Millennials are an active generation, with workouts a part of their everyday routine. The importance of athletic apparel and footwear to this demographic cannot be overstated, and Nike reigns supreme as the number-one brand across all millennial sub-segments, with Under Armour, Lululemon, Adidas and Puma also significant.
Rising star Fabletics, a division of JustFab.com, and Victoria’s Secret Sport were also top-10 favorites of women, particularly among “It Girls.”
An interesting finding in the study is that Under Armour, though highly ranked in athletic apparel, is not a favorite footwear brand. Not only did it not appear in the top-ten favorite footwear brands for any of the millennial segments, it didn’t even show up in the top 20.
Implications and Opportunities
Retailers seeking ways to connect more deeply with millennials should focus on the more fashion-conscious among them. But they need to meet them on their own turf, with compelling brands, understandable pricing strategies, social media and blogger marketing, and an enhanced in-store experience. Despite the hefty cost, free shipping and returns are table stakes today. Many of the top-ten millennial retailers and brands, like Amazon, Victoria’s Secret, Nike, Kohl’s, JCPenney, Nordstrom and others, have a considerable runway for growth if they approach these consumers properly.
Established and up-and-coming apparel brands and retailers need to establish a presence on digital platforms such as Snapchat, Instagram and Pinterest. And, like it or not, retailers also need to develop an Amazon strategy, because that’s where a significant number of millennials want to shop.
Maggie Thomas says she’s had great success ordering national brands on Amazon and with the ease of ordering and returning via Prime and the great product suggestions the retailer “selects” for her, will probably start trying the private-label product as well.
Jake Thomas, who loves to get dressed up, but rarely has the occasion to do so, has a different perspective on the future. The college junior says he’s already thinking about where he will buy his first post-graduation suit. “I like Brooks Brothers a lot. Such a milestone deserves a splurge.”
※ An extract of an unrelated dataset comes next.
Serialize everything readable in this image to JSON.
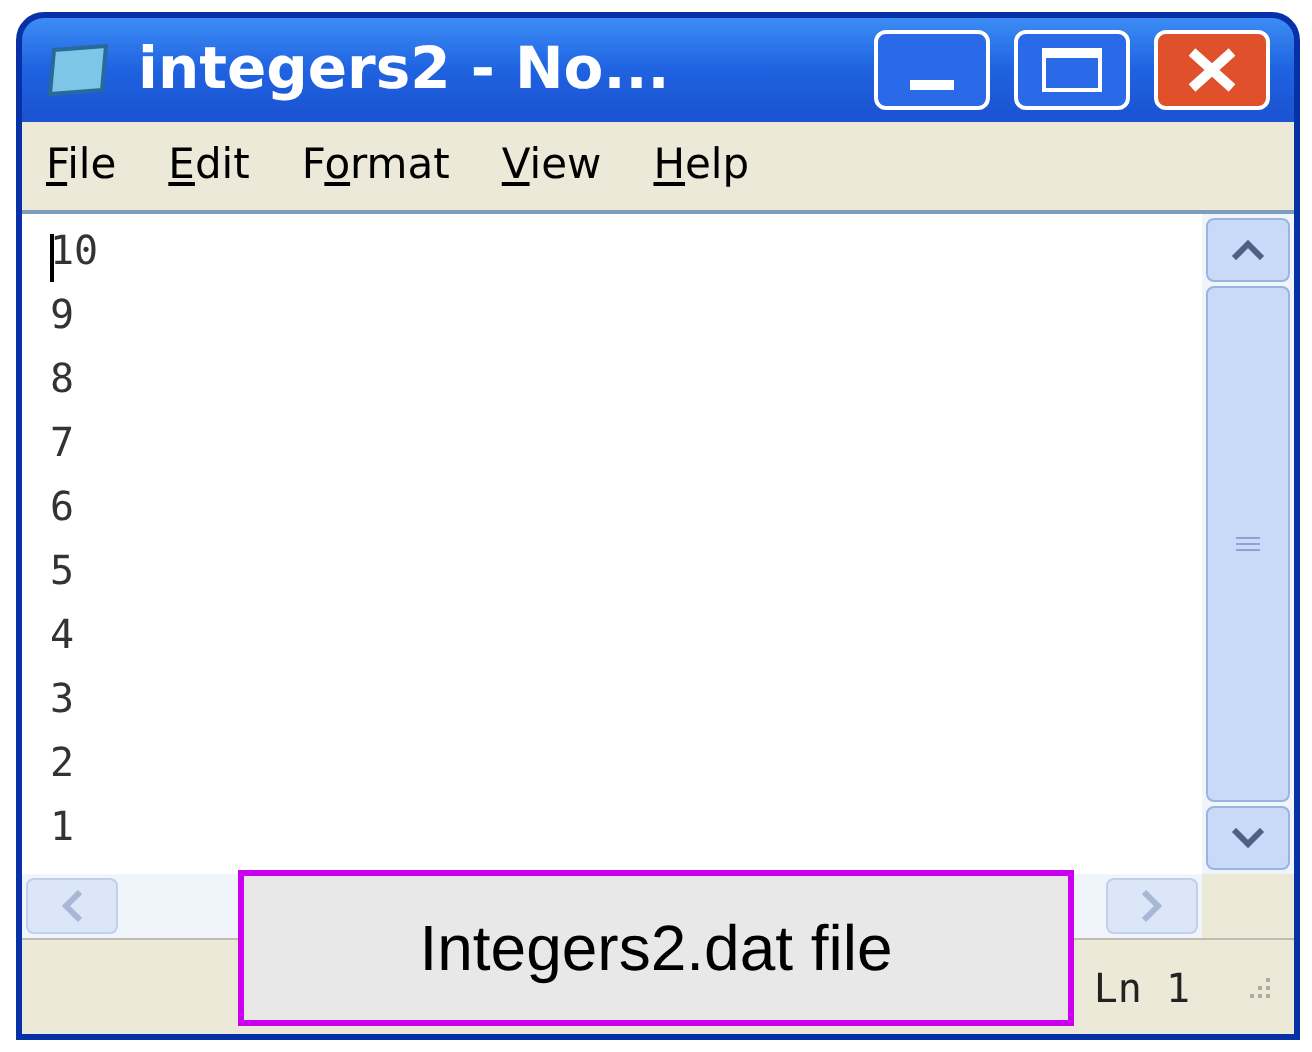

Millennial Consumer as Agent of Change
Millennial consumers are being recognized beyond their large and growing wallet power for the influence they exert encouraging and enabling older Gen-Xers and Baby Boomers to adopt new shopping and lifestyle behaviors. In other words, millennials are not only shopping differently, they’re getting others to do so as well, creating a set of behaviors that serve as a benchmark for how overall consumption is trending and will evolve in the future.
This dynamic of the millennial as an agent of change is manifesting itself across a wide swath of shopping, consumption and social interaction behaviors. And these consumers are not only disruptive but also still emerging.
In other words, we haven’t even begun to see the impact.